In June 2015, I had the pleasure to meet the man at a rag & bone Sample Sale. His name is Jerrod (Spiph) Collins—a passionate individual whose drive is admired. I had the pleasure of working with some of Jerrod’s samples for Business Acumen. His powerful pieces add an extra element to the purpose being portrayed. After the project, I developed a strong business relationship with Jerrod and asked him to do an interview with me for online magazine, Starved. You can find the interview for magazine below:
Why did you decide to start a fashion brand?
I wanted to supply our culture with a tailored point of view that is not office specific. I enjoy challenging others around me to do a little more than what’s required and starting a fashion brand felt as though it would help assist that.
What was your state of mind during the creative process for The Goods?
During the process I wanted to create something original with a stylish flare. At the time I was all about discrete details and texture. I wanted to take classic furnishings such as a necktie and pocket square and bring them to life in today’s time.
What was the most frustrating part of the creative process?
Quickly producing the creative ideas. I want to try every idea and starting out you have so many. But you have to teach yourself priority and purpose. It’s frustrating when you see a piece come out not quite as you expected or didn't have the reaction you wanted.
How did your environment influence your work?
My environment was very outside the box. Filled with many styles and walks of life, it would be amazing to hear the reactions to me starting a necktie and furnishing line. The excitement it would bring out of people was refreshing. It was important to see the versatility of style of those around me to see where The Goods would naturally fit in.
I know you just moved to New York not long ago; do you feel your environment is different? In what way?

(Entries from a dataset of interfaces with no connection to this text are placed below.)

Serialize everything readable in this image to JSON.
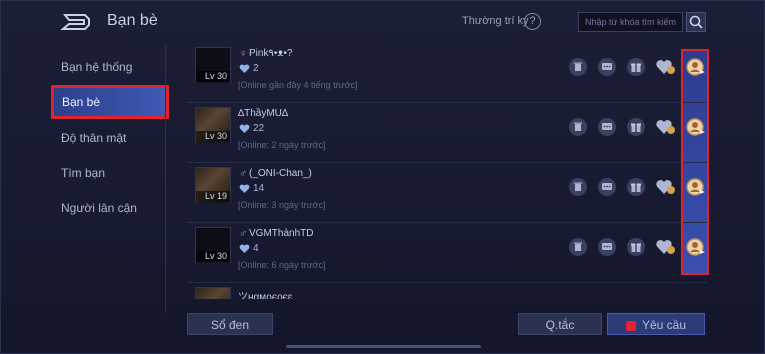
{
  "header": {
    "title": "Bạn bè",
    "notify_label": "Thường trí ký",
    "search_placeholder": "Nhập từ khóa tìm kiếm"
  },
  "sidebar": {
    "items": [
      {
        "label": "Bạn hệ thống"
      },
      {
        "label": "Bạn bè"
      },
      {
        "label": "Độ thân mật"
      },
      {
        "label": "Tìm bạn"
      },
      {
        "label": "Người lân cận"
      }
    ]
  },
  "friends": [
    {
      "name": "Pink٩•ᴥ•?",
      "level": "Lv 30",
      "hearts": "2",
      "status": "[Online gần đây 4 tiếng trước]",
      "gender": "♀"
    },
    {
      "name": "∆ThầyMU∆",
      "level": "Lv 30",
      "hearts": "22",
      "status": "[Online: 2 ngày trước]",
      "gender": ""
    },
    {
      "name": "(_ONI-Chan_)",
      "level": "Lv 19",
      "hearts": "14",
      "status": "[Online: 3 ngày trước]",
      "gender": "♂"
    },
    {
      "name": "VGMThànhTD",
      "level": "Lv 30",
      "hearts": "4",
      "status": "[Online: 6 ngày trước]",
      "gender": "♂"
    },
    {
      "name": "ツнαмρєρєɛ"
    }
  ],
  "footer": {
    "blacklist_label": "Sổ đen",
    "rules_label": "Q.tắc",
    "requests_label": "Yêu cầu"
  },
  "colors": {
    "highlight_red": "#e0242f",
    "active_blue": "#3f5ab5",
    "background": "#171a31"
  }
}
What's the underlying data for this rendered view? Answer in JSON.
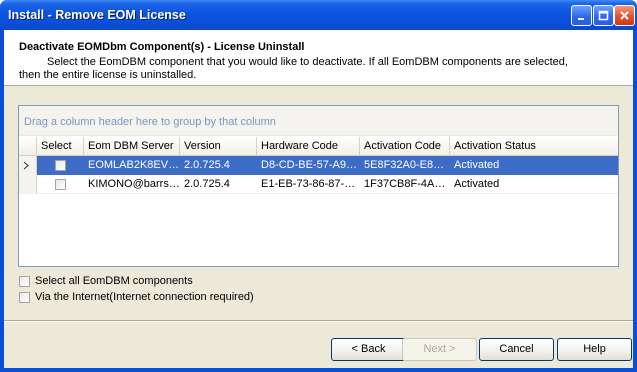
{
  "window": {
    "title": "Install - Remove EOM License"
  },
  "header": {
    "title": "Deactivate EOMDbm Component(s) - License Uninstall",
    "description": "Select the EomDBM component that you would like to deactivate.  If all EomDBM components are selected,  then the entire license is uninstalled."
  },
  "grid": {
    "group_hint": "Drag a column header here to group by that column",
    "columns": [
      "Select",
      "Eom DBM Server",
      "Version",
      "Hardware Code",
      "Activation Code",
      "Activation Status"
    ],
    "rows": [
      {
        "server": "EOMLAB2K8EVO...",
        "version": "2.0.725.4",
        "hardware": "D8-CD-BE-57-A9-8D...",
        "activation": "5E8F32A0-E8203...",
        "status": "Activated",
        "checked": false,
        "selected": true
      },
      {
        "server": "KIMONO@barrsys...",
        "version": "2.0.725.4",
        "hardware": "E1-EB-73-86-87-8D-...",
        "activation": "1F37CB8F-4AEC...",
        "status": "Activated",
        "checked": false,
        "selected": false
      }
    ]
  },
  "options": {
    "select_all": "Select all EomDBM components",
    "internet": "Via the Internet(Internet connection required)"
  },
  "buttons": {
    "back": "< Back",
    "next": "Next >",
    "cancel": "Cancel",
    "help": "Help"
  }
}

New York is definitely different. This is where it’s all put together. From production to editorial, the full spectrum of fashion is here. New York forces you to think different, plan different and react different. I feel this is what has helped me evolve the content of my brand. In DC, you think capital hill, even in New York you think Wall Street. The Goods is also for the cool musicians, slick brokers and dope doorman. I want my brand to be special and also accessible for the guy looking to present himself in a clean manner.
Do you consider yourself a starving artist?
I do feel like a starving artist. I live with the craving to share the brand with the world but it’s still a tight ship. Living in New York ain’t cheap and trying to put your dreams into motion on top of that get tricky sometimes. But I’m getting the hang of it.
Why did you decide to pick the fashion industry as your creative realm?
Fashion seemed the most natural for me. I always found myself captivated with the art of appearance and the confidence that came with it. I felt fashion and clothing are a must and tell a story of the person wearing it. So for me it’s like reading a bunch of short stories a day.
How do you want your work to make people feel?
I want my work to be a breath of fresh air to the tailored at heart. I want people to feel clean and fresh. People want to feel identified by the brands they support and I want people to know their style is at the forefront of my work.
What experience(s) inspired your work?
It was two. In high school, to get on the bus to go play our basketball games, you had to have on a tie. No tie, No game. It got me to understand, before you get down and dirty you gotta show up clean. That’s the mentality of a professional. I also had the pleasure to be the doorman of a posh DC Nightclub. This is where it clicked for me. In the sharpest of fits, this was one of the toughest jobs in my life. Balancing the line outside and making sure the party is flowing inside was my job, guest list and all. The best of DC would come through faithfully and I made to be ready for them. They gave my style free will and I ran with it. It was here where I saw what a tie could do and what a knot represented to our culture.
Mr. Collins epitomizes a starving artist. He’s relentless, determined and Black Brilliance. You can find The Goods here: http://thegoodsforsociety.com/shop/
Thank you, Spiph, for continuing to feed the Cultured Starved.
- Amanda Moore-Karim